Java’s Executor Framework opens up new dimensions of control over threads and the resources they use on the system. Sometimes you want to launch as many threads as the system can handle to resolve tasks quickly; other times you want to let the system manage the number of threads; and sometimes you want to cancel threads because they are no longer needed. The Executor Framework, along with related classes, allow such things as:
The fundamental component of the Executor Framework is the simple
Executor interface. Its main goal is to separate the creation of a task (such as a
Runnable) from its execution, thus enabling the sorts of application behaviors listed at the beginning of the chapter. The interface includes just one method:
Despite its simplicity, the
Executor is the foundation of a powerful execution environment, and is more often used than the basic

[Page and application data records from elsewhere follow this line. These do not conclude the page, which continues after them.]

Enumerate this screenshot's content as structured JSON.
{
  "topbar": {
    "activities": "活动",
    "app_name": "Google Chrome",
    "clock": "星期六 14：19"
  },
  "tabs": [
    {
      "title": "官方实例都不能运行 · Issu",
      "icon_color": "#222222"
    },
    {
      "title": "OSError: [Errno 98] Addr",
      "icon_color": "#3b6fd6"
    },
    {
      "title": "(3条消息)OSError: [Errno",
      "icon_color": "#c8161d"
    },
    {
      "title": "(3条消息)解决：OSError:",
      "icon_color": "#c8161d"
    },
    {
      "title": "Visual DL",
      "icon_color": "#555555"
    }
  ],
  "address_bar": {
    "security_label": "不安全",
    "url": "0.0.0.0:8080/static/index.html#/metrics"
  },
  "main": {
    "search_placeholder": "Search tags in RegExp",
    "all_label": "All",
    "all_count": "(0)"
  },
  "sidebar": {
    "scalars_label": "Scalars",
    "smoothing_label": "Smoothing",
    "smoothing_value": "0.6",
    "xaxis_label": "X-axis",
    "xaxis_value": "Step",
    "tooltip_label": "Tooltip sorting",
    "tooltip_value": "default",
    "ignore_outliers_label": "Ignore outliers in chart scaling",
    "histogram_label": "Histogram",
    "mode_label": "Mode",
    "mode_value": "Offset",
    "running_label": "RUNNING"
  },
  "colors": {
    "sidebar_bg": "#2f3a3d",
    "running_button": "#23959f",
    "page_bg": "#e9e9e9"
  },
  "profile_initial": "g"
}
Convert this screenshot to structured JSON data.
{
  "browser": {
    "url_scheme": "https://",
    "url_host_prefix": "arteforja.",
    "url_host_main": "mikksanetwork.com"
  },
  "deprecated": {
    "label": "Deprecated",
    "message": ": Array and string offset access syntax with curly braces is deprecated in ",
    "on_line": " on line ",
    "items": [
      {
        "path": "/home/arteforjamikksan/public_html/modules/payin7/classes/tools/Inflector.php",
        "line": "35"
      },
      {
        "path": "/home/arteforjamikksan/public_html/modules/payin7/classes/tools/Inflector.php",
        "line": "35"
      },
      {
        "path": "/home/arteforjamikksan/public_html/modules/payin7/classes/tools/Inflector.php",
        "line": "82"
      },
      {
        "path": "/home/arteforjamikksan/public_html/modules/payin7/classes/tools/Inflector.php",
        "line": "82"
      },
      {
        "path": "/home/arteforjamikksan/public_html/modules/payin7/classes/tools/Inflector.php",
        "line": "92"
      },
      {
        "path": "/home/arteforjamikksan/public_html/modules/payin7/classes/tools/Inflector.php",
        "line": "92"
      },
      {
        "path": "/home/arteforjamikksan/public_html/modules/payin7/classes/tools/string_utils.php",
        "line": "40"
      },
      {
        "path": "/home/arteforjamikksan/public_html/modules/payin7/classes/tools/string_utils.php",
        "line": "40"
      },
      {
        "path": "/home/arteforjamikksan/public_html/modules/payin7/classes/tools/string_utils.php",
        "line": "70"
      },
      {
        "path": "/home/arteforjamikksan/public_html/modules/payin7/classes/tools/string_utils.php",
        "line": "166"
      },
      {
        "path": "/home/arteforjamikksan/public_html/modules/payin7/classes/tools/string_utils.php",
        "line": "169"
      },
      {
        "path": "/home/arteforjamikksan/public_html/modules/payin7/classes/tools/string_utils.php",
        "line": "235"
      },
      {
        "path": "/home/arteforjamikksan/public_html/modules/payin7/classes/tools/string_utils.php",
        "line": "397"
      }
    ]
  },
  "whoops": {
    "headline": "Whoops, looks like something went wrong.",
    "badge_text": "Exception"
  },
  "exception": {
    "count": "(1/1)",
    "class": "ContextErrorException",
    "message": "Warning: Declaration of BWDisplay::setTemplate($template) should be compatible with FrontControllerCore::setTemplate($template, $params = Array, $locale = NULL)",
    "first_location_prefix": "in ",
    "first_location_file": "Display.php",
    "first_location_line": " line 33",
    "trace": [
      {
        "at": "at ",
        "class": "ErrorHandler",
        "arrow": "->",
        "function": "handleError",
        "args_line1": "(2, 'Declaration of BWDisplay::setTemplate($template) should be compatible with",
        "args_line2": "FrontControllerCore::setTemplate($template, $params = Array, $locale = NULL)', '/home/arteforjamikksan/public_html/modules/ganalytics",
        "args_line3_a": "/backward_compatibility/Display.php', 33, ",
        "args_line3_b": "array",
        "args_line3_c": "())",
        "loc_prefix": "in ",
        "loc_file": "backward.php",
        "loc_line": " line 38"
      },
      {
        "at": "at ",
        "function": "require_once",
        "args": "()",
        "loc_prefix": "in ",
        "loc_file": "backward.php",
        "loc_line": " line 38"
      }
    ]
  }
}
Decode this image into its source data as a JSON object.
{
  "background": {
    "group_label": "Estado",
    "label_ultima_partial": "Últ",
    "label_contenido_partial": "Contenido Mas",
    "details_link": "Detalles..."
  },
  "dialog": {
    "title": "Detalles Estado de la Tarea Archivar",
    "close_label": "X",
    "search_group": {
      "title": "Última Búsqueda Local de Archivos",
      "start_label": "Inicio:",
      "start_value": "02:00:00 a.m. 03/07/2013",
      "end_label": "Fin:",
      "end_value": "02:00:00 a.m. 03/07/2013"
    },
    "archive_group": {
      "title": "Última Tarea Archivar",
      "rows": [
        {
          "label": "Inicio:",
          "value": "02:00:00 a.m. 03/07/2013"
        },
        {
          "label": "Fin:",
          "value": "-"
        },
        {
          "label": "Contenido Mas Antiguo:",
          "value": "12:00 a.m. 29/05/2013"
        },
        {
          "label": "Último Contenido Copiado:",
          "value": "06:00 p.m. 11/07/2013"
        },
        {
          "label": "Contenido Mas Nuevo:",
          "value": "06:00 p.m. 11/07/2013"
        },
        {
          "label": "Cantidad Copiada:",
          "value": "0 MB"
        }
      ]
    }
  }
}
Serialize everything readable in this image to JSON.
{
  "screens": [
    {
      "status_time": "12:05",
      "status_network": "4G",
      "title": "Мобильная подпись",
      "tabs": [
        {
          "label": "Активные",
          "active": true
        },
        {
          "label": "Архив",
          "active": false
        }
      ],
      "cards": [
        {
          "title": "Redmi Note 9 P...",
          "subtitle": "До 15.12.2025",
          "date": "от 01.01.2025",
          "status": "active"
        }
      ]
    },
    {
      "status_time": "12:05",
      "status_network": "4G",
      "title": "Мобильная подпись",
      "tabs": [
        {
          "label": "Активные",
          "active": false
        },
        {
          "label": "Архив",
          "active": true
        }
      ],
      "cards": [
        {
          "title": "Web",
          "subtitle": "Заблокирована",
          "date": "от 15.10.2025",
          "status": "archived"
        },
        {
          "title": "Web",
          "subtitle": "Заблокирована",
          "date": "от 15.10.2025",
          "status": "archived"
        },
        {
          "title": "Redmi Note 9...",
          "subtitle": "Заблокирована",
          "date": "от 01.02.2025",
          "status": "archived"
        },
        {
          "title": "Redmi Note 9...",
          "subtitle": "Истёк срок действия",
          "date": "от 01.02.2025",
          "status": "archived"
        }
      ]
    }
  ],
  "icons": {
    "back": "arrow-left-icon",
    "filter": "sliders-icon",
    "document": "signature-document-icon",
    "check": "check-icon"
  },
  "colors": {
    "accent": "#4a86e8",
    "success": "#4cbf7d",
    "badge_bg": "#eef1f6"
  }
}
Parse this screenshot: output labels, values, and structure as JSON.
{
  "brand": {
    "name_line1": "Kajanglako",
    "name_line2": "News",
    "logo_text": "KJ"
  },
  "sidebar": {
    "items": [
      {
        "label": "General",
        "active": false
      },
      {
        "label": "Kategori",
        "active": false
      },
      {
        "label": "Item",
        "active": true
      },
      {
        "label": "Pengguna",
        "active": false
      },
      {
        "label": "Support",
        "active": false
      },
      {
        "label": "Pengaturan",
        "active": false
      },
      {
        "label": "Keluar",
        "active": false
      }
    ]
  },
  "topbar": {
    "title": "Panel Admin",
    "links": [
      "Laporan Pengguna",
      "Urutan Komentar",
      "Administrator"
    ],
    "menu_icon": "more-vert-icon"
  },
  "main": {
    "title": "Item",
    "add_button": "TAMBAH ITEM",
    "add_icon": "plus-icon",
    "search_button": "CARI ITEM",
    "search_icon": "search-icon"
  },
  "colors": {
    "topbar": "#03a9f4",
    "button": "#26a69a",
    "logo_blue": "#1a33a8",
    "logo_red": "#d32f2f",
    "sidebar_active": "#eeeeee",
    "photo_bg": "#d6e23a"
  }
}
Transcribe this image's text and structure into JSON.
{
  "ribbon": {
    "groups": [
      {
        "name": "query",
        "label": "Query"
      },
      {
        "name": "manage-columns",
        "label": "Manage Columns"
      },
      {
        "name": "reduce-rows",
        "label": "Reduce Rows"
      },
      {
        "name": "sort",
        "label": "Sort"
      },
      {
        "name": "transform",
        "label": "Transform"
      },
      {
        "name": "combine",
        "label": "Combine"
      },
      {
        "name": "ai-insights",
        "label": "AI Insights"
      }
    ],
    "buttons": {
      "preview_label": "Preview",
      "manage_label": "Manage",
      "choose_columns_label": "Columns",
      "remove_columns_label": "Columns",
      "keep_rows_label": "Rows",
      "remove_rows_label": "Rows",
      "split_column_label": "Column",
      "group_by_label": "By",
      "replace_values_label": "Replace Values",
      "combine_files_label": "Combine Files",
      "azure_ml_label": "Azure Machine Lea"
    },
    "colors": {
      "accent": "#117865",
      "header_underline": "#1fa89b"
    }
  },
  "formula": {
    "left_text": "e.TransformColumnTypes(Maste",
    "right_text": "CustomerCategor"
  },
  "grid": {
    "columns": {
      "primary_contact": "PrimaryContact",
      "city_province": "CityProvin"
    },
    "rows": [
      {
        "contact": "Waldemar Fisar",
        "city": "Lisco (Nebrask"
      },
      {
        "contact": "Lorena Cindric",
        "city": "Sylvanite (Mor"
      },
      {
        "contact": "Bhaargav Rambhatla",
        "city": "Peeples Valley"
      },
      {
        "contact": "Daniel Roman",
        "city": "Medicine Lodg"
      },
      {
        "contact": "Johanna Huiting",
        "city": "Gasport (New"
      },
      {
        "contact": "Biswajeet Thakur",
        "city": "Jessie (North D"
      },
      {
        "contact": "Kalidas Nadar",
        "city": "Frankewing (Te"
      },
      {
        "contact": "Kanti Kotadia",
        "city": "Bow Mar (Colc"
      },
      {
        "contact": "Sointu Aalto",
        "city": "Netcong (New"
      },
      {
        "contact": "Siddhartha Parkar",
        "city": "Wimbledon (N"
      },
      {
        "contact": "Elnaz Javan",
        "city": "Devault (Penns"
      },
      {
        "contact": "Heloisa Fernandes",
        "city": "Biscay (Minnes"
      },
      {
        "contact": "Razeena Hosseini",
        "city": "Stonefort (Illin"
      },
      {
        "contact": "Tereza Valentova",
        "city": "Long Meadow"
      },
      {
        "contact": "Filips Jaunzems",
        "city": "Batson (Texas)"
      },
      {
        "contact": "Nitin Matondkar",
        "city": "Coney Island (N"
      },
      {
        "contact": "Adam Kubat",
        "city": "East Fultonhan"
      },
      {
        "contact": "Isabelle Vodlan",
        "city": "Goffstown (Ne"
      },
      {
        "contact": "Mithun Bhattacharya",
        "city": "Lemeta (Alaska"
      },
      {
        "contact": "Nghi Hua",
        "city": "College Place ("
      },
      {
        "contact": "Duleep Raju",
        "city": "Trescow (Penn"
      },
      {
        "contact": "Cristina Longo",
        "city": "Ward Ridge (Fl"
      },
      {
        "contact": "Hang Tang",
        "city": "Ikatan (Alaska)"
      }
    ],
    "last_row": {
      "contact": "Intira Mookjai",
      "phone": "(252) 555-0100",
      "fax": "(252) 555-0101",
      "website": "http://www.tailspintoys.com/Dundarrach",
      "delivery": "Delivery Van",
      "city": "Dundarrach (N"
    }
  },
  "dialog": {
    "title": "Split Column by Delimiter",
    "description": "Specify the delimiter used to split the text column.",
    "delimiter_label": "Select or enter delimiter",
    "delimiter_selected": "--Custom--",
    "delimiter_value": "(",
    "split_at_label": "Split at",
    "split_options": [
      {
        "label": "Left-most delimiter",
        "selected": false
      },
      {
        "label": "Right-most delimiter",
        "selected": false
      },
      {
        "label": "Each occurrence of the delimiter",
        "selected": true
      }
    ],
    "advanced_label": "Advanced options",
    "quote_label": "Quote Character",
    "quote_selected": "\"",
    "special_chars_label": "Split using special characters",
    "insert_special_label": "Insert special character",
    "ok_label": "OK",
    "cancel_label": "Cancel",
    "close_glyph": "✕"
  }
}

Thread interface because it provides a better separation between submitting a task ...